The counter at the bottom of the page says I’ve written 632 words: this is me deciding.
I read often but rarely comment. Your words are important to me. They have been for a long time. Thank you for your 632 words.
Bless you, Milton. (P.S. Keep writing about whatever you need to write about; I promise to keep reading.)
632 words of yourself are 632 words of great value. Depression is a harsh teacher with unseen lessons.
With an out of town wedding Saturday and a 4 hour drive home, I didn’t get to hear a sermon yesterday, but your post will sustain and nourish me.
Thank you for deciding to write through the pain.
Your writing always inspires me and I check your blog everyday for new words.
You are always worth reading, Milton. No matter what the subject.
Thanks, Milton. I’m going through a similar time myself. As you well know. sometimes that comes out as grouchiness on my blog. You handle it way better, and I appreciate that.
Your observation about God not taking away pain is helpful. Thanks.
I guess I’m also trying to play hurt.
“I have to decide to accept that living life means playing hurt.”
Thank you, Milton. These are helpful words for everyone, especially in these days of the modern pro sports athlete.
632 words. sounds like a song title…

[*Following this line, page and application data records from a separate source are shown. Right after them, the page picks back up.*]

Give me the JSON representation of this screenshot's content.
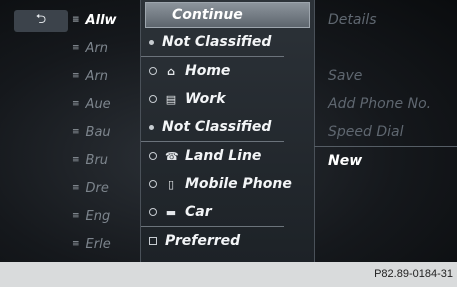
{
  "left": {
    "back_icon": "⮌",
    "items": [
      {
        "text": "Allw",
        "icon": "≡"
      },
      {
        "text": "Arn",
        "icon": "≡"
      },
      {
        "text": "Arn",
        "icon": "≡"
      },
      {
        "text": "Aue",
        "icon": "≡"
      },
      {
        "text": "Bau",
        "icon": "≡"
      },
      {
        "text": "Bru",
        "icon": "≡"
      },
      {
        "text": "Dre",
        "icon": "≡"
      },
      {
        "text": "Eng",
        "icon": "≡"
      },
      {
        "text": "Erle",
        "icon": "≡"
      }
    ]
  },
  "menu": {
    "continue": "Continue",
    "not_classified_1": "Not Classified",
    "home": "Home",
    "work": "Work",
    "not_classified_2": "Not Classified",
    "land_line": "Land Line",
    "mobile_phone": "Mobile Phone",
    "car": "Car",
    "preferred": "Preferred",
    "icons": {
      "home": "⌂",
      "work": "▤",
      "land_line": "☎",
      "mobile_phone": "▯",
      "car": "▬"
    }
  },
  "right": {
    "details": "Details",
    "faint_item": "",
    "save": "Save",
    "add_phone": "Add Phone No.",
    "speed_dial": "Speed Dial",
    "new": "New"
  },
  "footer": {
    "code": "P82.89-0184-31"
  }
}
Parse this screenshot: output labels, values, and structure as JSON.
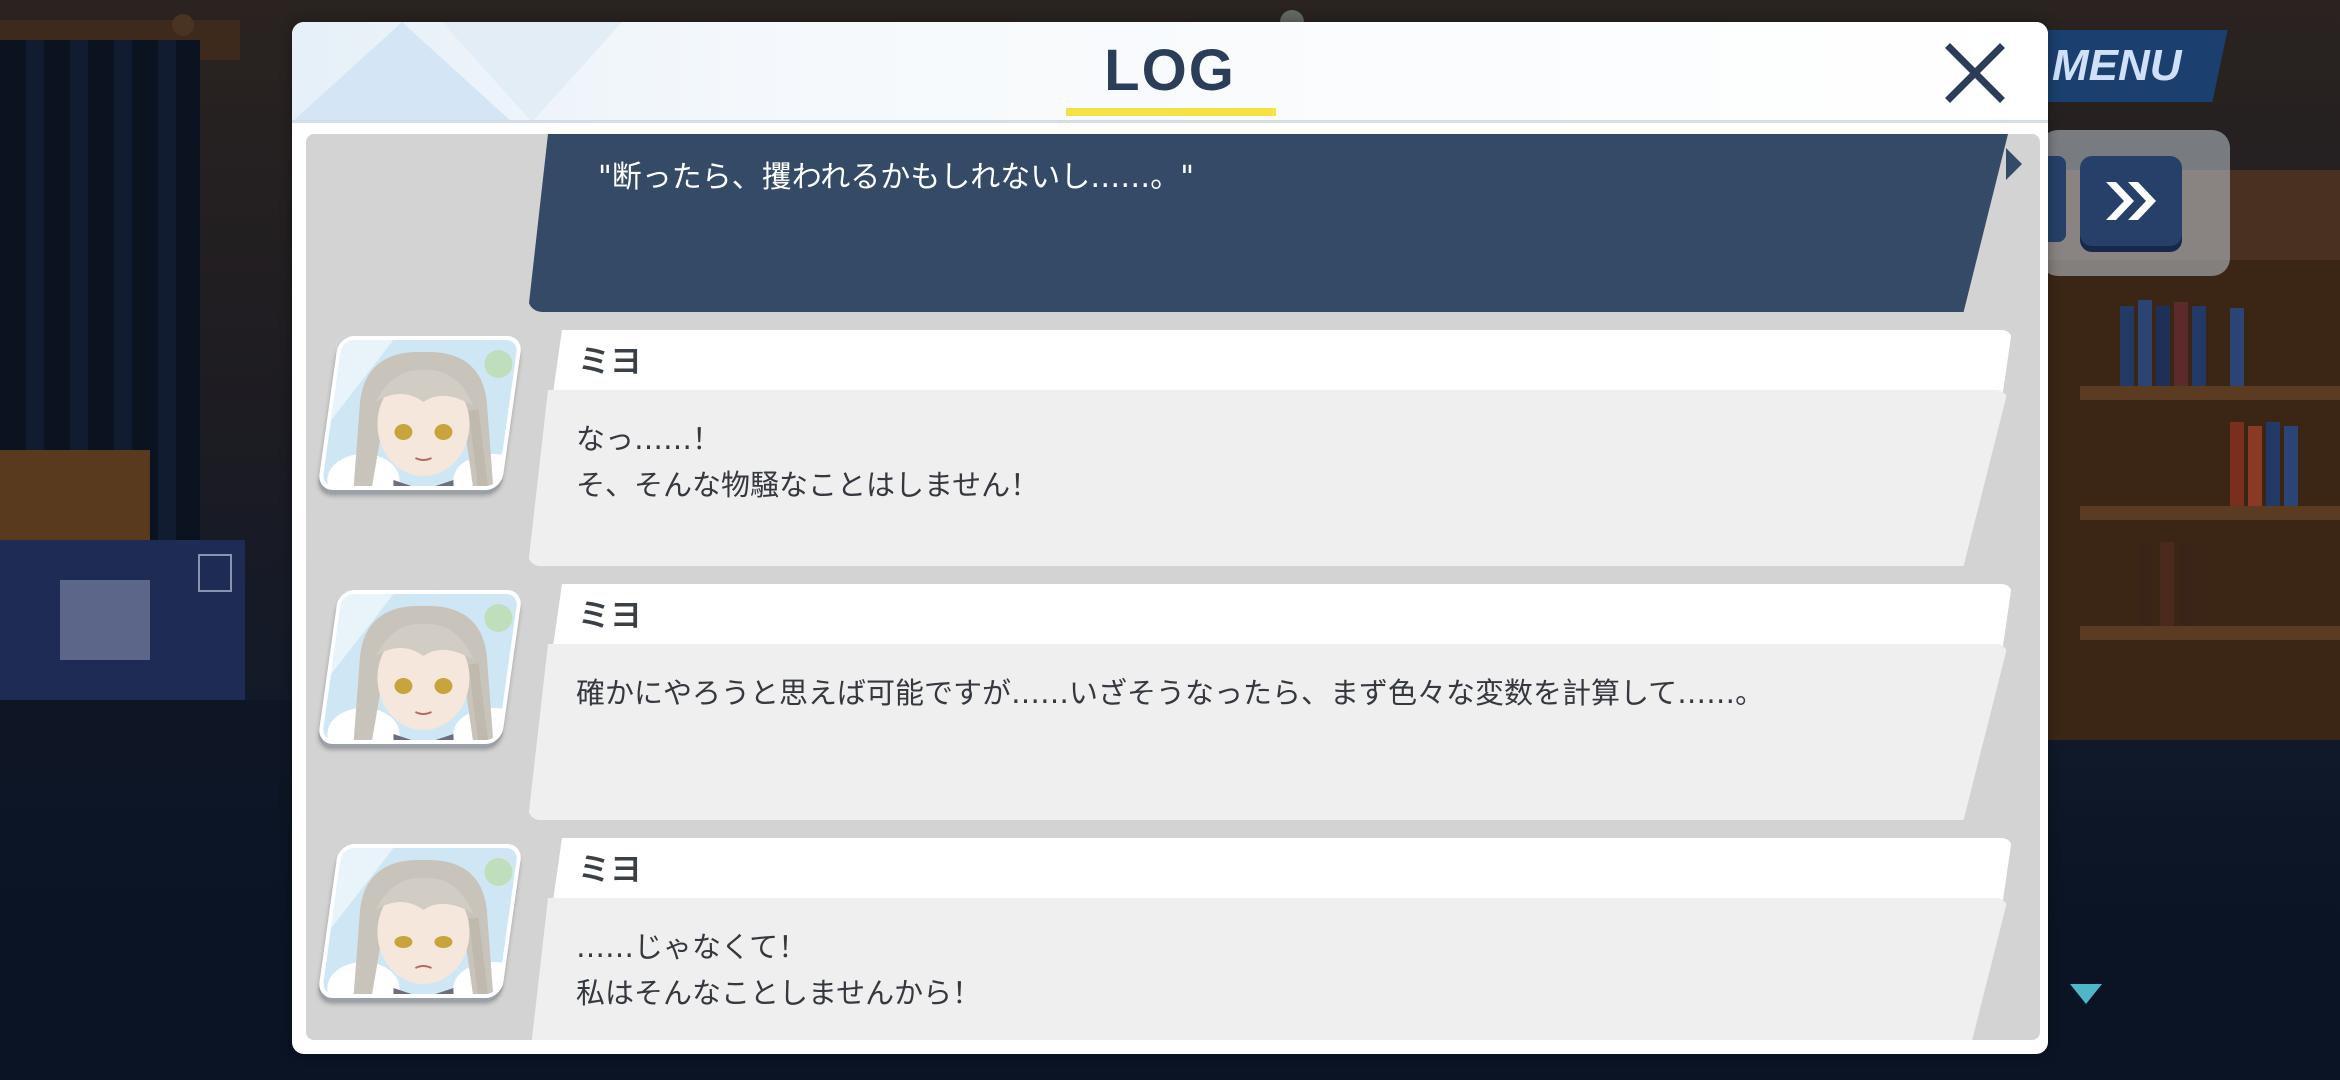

Thanks, Milton. I needed the reminder that it’s OK– even necessary– to play hurt.
I think one of the tricks of depression is that it blinds us to our own beauty. You are so much more than your depression. Thanks for fighting for the courage to write. Your posts are like lamps being turned on at dusk. Even if you don’t feel how infused they are with love and light, we do.
Whatever you have to say, I look forward to reading it. I have prayed for you this week whenever I saw that there was no new post.
About three decades ago I saw Oral Roberts, of all people, and he preached a sermon I still remember about the passage in Acts in which Paul escapes by being lowered over the wall in a basket. Roberts’ theme was, who has held the rope for you, and who are you holding a rope for? I hope that it does help to know that many people whom you have never met face to face (and many whom you have met, too) are holding the rope.
Hang in there, brother.
And I hope that you’re given 632 facets of meaning for this particular pain.
Being with you this weekend filled my heart and reminded me how much you shaped me into the person I am. Through your love and inspiration, I make a difference. I pray if I can’t be more like Jesus, I can start with being more like you. It may sound trite, but it’s the truth. Your sweet spirit and loving way lift me up, even when you’re down. You are in such a good place and still blessing others through your service and love. You continue to teach others how to love. Hang in there and know that you are loved for all of who you are.
Ditto what everyone else said. I am blessed everytime I read your words…no matter what the topic. God uses you EVERYTIME you write.
Love and blessings-
Thank you for your words.
I suppose I do believe that the Lord “heals the brokenhearted, and binds up their wounds.” But I suppose that takes different forms…
Praying for you: for healing, for meaning-making, rejoicing for the words, allowing for the silences.
I’m glad for your words, Milt, whatever they are.
some may not want to read your story of depression. there are probably sunshine and rainbow blogs out there for them.
this is your blog – please write what you know. it connects with me milton – and i know many others are blesses by your transparency – real is always way better than nothing.
i have missed your words.
Leading our Zimbabwe vigil last week I was struggling with how to pray authentically. In the end I just played U2’s 40. Seems to me there are just some times when our best response is to lament “How long must we sing this song” God knows.
Thanks for this post.
Milton… this doesn’t have to do with your post really exactly, but now that I think of it, it seems as good a place as any to put it.
I just read this in a blog of a man I very much admire and it reminded me of you and of Ginger, even tho I only know you both from what you write. I thought it might bring a smile.